We just got word that kayakers Ben Stookesberry and Chris Korbulic poached the first descent of Falls Creek, into Hetch Hetchy Reservoir. The reservoir, which provides drinking water to San Francisco, is off limits. Should they have done it?
We've landed in Salt Lake City, and today we're headed to the Outdoor Retailer on-water demo, where we'll get our first glimpse of kayakas, SUPs, and all the goodies and gadgets that go with them.
Then the show officially kicks off tomorrow, and here are a few cool new products that have popped up on our radar:
Yakima Whispbar: If you've passed on a roof rack to carry bikes, skis, or other gear because it was too loud, just ugly, or compromised your fuel efficiency, Yakima has a rack for you. After extensive wind tunnel testing, Yakima claims the rack is virtually noiseless, and it's so streamlined and aerodynamically designed that it won't compromise your car's fuel efficiency. There are no blaring, logoed spoilers, just simple and easy to use bars and feet. In the future you'll be able to get mounts that slide into each bar's t-shaped slot. But, in the meantime, any newer generation Yakima mounts with a clamp style attachment also fit. We've also heard rumors that Thule will also be debuting a new, quiter, and more fuel efficient rack as well. We'll try and confirm that tomorrow and will let you know what we find out. The Whispar is availabe now, $449-$499.
Well, a few of them, anyway—just to start off with. As part of Outdoor Retailer, taking place right now in Salt Lake City, we’re handing out certificates to the companies that made our list and are attending the convention. The remaining companies on our 50 Best Places to Work list will be unveiled in our September issue, which hits newsstands August 16th. To all the winners, congratulations. We had more applicants this year than ever. To readers, start updating your résumé. We’ve never been more inspired by companies's commitment to offer their employees a healthy work/life balance: floating “Powder Days,” Beer Cart Fridays, a 72,000-square-foot fitness center (and cash rewards for working out in it), six-month sabbaticals, and company-paid trip to the Olympics. Seriously.
So, without further ado, here are eleven of Outside’s top fifty companies to work for in America. Congratulations again!
KEEN Clif Bar Amer Sports Camelbak Superfeet Osprey Smith Brooks SmartWool Deckers Patagonia
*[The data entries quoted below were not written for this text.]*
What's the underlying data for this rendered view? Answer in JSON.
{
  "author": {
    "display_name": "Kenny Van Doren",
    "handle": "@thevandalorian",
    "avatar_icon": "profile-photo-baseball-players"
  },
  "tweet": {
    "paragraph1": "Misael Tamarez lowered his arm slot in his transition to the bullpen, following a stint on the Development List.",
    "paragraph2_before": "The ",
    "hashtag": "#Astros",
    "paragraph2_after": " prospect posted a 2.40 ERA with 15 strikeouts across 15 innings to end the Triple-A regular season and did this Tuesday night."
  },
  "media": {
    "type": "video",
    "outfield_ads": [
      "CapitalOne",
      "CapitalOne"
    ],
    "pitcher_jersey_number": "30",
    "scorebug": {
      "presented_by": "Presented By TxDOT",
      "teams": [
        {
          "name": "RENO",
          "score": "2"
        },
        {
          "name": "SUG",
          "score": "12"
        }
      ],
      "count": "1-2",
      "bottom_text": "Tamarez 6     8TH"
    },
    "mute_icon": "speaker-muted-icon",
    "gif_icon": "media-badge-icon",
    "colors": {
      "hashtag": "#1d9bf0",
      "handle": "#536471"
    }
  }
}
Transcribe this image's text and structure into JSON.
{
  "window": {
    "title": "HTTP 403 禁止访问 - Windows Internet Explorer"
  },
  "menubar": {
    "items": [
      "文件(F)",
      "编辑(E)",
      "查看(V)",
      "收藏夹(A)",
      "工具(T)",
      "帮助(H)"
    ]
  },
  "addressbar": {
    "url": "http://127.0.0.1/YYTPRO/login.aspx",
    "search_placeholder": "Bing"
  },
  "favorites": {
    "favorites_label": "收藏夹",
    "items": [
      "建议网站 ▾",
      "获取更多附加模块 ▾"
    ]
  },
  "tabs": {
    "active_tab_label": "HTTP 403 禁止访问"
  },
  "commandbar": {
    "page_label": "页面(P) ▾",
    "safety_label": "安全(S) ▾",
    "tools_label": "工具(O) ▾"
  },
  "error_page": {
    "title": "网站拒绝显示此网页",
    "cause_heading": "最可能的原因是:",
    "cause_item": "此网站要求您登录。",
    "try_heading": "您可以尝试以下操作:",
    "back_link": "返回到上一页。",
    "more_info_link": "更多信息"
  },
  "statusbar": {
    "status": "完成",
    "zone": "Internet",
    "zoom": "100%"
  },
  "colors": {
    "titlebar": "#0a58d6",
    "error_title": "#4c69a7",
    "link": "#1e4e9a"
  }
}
After spending the past month lake-locked on a small island on smallish lake in Ontario, I have itchy legs and hiking on my brain. And just in time, the summer monsoon rains have returned (finally) to the thirsty, fire-charred Southwest, wildflowers are putting on a stellar show in the rest of the Rockies, and the days are still long and warm on both coasts. In other words, it’s primo season to pack the clan and head out for a longer adventure on the trails.
Notice that I didn’t say “backpacking.” Hauling your kids and your gear by foot into the backcountry can unleash a whine-fest so deafening you’ll be tempted to beat a hasty retreat to the nearest Cineplex for an emergency infusion of air-conditioned pop culture. Even if your kids are angels, you’ll be schlepping a lot of stuff—or eating freeze-dried meat loaf. (Backpackers, I’m ready for your rebuttal!).
These trips give you access to world-class trails from the relative comfort of mountain huts, lodges, and other base camps where someone else is doing the cooking, cleaning, and entertaining (and it’s not Grandma). Leave the Jetboil and rain tarp at home—all you need are a few tricks up your sleeve to keep the kiddos on their feet (and in British Columbia, an expert mountain guide will do that for you!). With little over a month until Labor Day, here are our top picks for taking your entourage on the trails before summer runs out. Get going.
With eight backcountry huts along a 56-mile miles stretch of the Appalachian Trail, the AMC is adventure central. If you’ve got toddlers and babies, head for Lonesome Lake Hut, an easy 1.6-mile hike in from the road, with views of Franconia Ridge; smaller, family-size bunkrooms; kid-friendly meals, and swimming right in the lake. Kids six and up will rally for the 3.8-mile trek to Carter Notch Hut, where there’s day hiking right out the front door and a junior naturalist program to stave off boredom. Each summer, Zealand Falls Hut, 2.7 miles from the road, plays host to AMC’s annual five-day family adventure camp, with guided day hikes, rafting on the Androscoggin River, and naturalist talks for kids 5-12. (Adults, $110 per night; youth 13-17, $91; 3-12, $54.)